The second piece of evidence was an Abide form signed by Nora, which stated that Nora “participated with the compliance program” and had “been briefed on compliance.” The paper also stated that Nora had been advised to report any fraudulent behavior as soon as possible. Again, the court found no description of what the compliance program entailed.

The government also asserted that Nora attended regular staff meetings, during which staff discussed changes to Medicare regulations, but the court again found no supporting evidence of the content of these meetings or discussions.

The court found this evidence insufficient. According to the court, a juror would have to make a speculative leap about the content of these trainings and meetings—that they somehow alerted Nora to the unlawfulness of Abide’s practices and the actions he took to support them. The court found this insufficient to support a finding that Nora acted willfully.

The court acknowledged that Nora could have learned of the schemes from his colleagues who were involved in it. The government presented two witnesses who testified about their understanding of the various schemes. However, while both provided details of the schemes, neither testified that Nora understood the unlawful or fraudulent purpose behind Abide’s practices. Neither testified that she had had a conversation with Nora about avoiding red flags, or the illicitness of referral payments, or that the house doctors unlawfully approved medically unnecessary plans of care.

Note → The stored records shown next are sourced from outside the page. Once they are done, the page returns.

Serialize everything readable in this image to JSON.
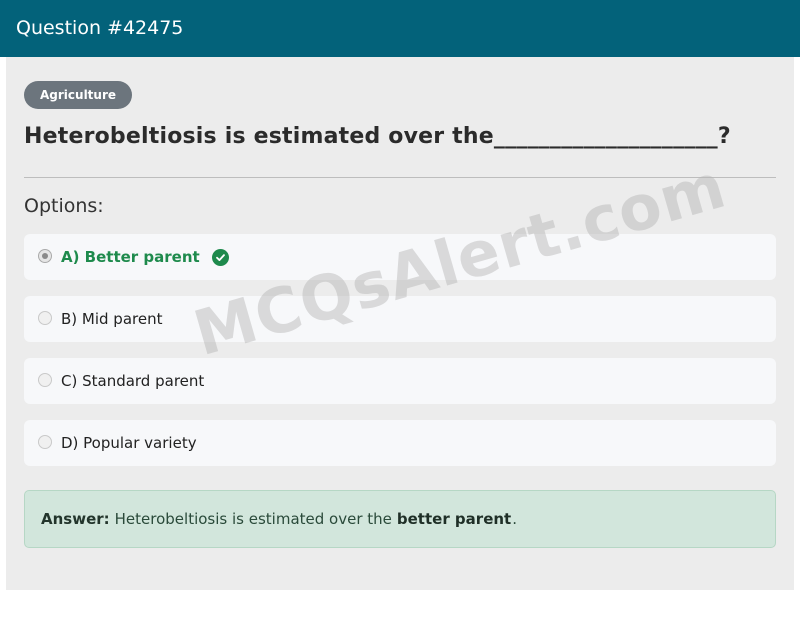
{
  "header": {
    "title": "Question #42475"
  },
  "category": "Agriculture",
  "question": "Heterobeltiosis is estimated over the____________________?",
  "options_label": "Options:",
  "options": [
    {
      "label": "A) Better parent",
      "correct": true,
      "selected": true
    },
    {
      "label": "B) Mid parent",
      "correct": false,
      "selected": false
    },
    {
      "label": "C) Standard parent",
      "correct": false,
      "selected": false
    },
    {
      "label": "D) Popular variety",
      "correct": false,
      "selected": false
    }
  ],
  "answer": {
    "label": "Answer:",
    "text_prefix": "Heterobeltiosis is estimated over the",
    "highlight": "better parent",
    "suffix": "."
  },
  "watermark": "MCQsAlert.com",
  "colors": {
    "header_bg": "#03627a",
    "correct": "#1e8a4c",
    "answer_bg": "#d2e6dc",
    "badge_bg": "#6c757d"
  }
}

While one witness testified that “everyone” knew about the home health services scheme, she provided no other details. The court could not determine whether everyone in the office knew about the practice, or whether everyone knew the practice violated Medicare regulations. The court acknowledged that the practice of providing services while not billing Medicare was inherently suspicious. However, even if a reasonable person in Nora’s shoes should have known (or at least suspected) that this practice was unlawful, the court reasoned that would only make Nora guilty of negligently participating in a fraud. It did not prove that Nora acted “willfully” in facilitating the practice or the fraud.

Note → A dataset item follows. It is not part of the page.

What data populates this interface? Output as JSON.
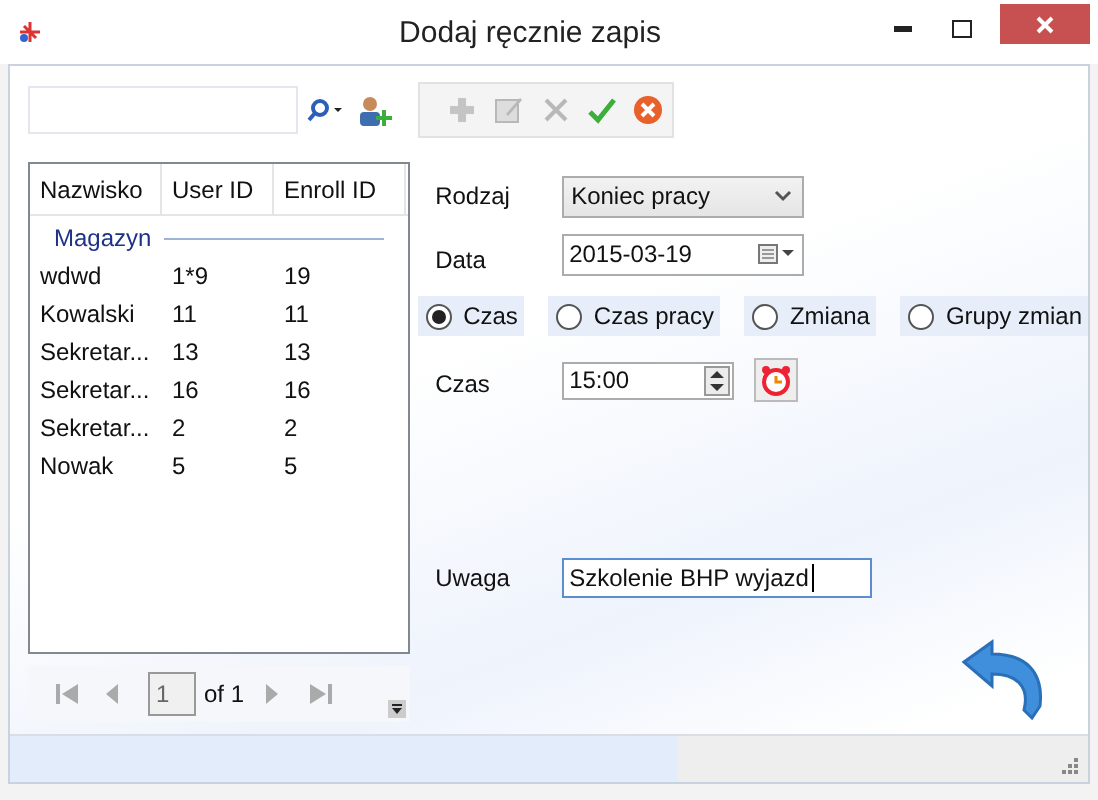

Similarly, while Crinel testified that Abide’s “culture” was that the company needed to hold on to its patients to make payroll, regardless of medical necessity, the court found this insufficient. While testimony that “everyone knew” about misconduct can support a finding that an individual acted willfully, the court found Crinel’s statements too general, especially when referencing a business in the healthcare industry, which operates via a complex system of laws and regulations. The court found the government could not impute knowledge to each of Abide’s 150 employees, merely because “everyone knew” about the company’s practices.

The court compared this case to others in which office staff were held liable for fraudulent activity. In contrast to a case where a highly experienced office manager was deeply involved in the fraud, the court noted that Nora was a 22-year old high school graduate when he was hired by Abide and that he never handled billing. The court found no evidence that Nora knew that Abide’s patients did not require home health services or that he knew that he assigned patients to physicians who would falsify eligibility.

Though she cooperated with the government, Crinel never testified that she had conversations with Nora about the schemes. The court found it telling that the government had the cooperation of the schemes’ ringleader but never obtained testimony directly implicating Nora, who remained a defendant.

The government argued that, given Nora’s years of employment with Abide, it was difficult to believe that he had no knowledge of the fraud. However, while the court acknowledged that proximity to fraud can lead to an inference of knowledge, it found the evidence lacking. Specifically, the evidence did not show that Nora directly observed, or deliberately closed his eyes to, fraudulent behavior such that a rational juror could infer that he knew about Abide’s fraud.

Even under an extremely deferential review of jury verdicts, the court found insufficient evidence to support a finding that Nora knowingly violated Medicare regulations and the Anti-Kickback Statute. The court therefore reversed Nora’s convictions and vacated his sentence.

FCA - US v Nora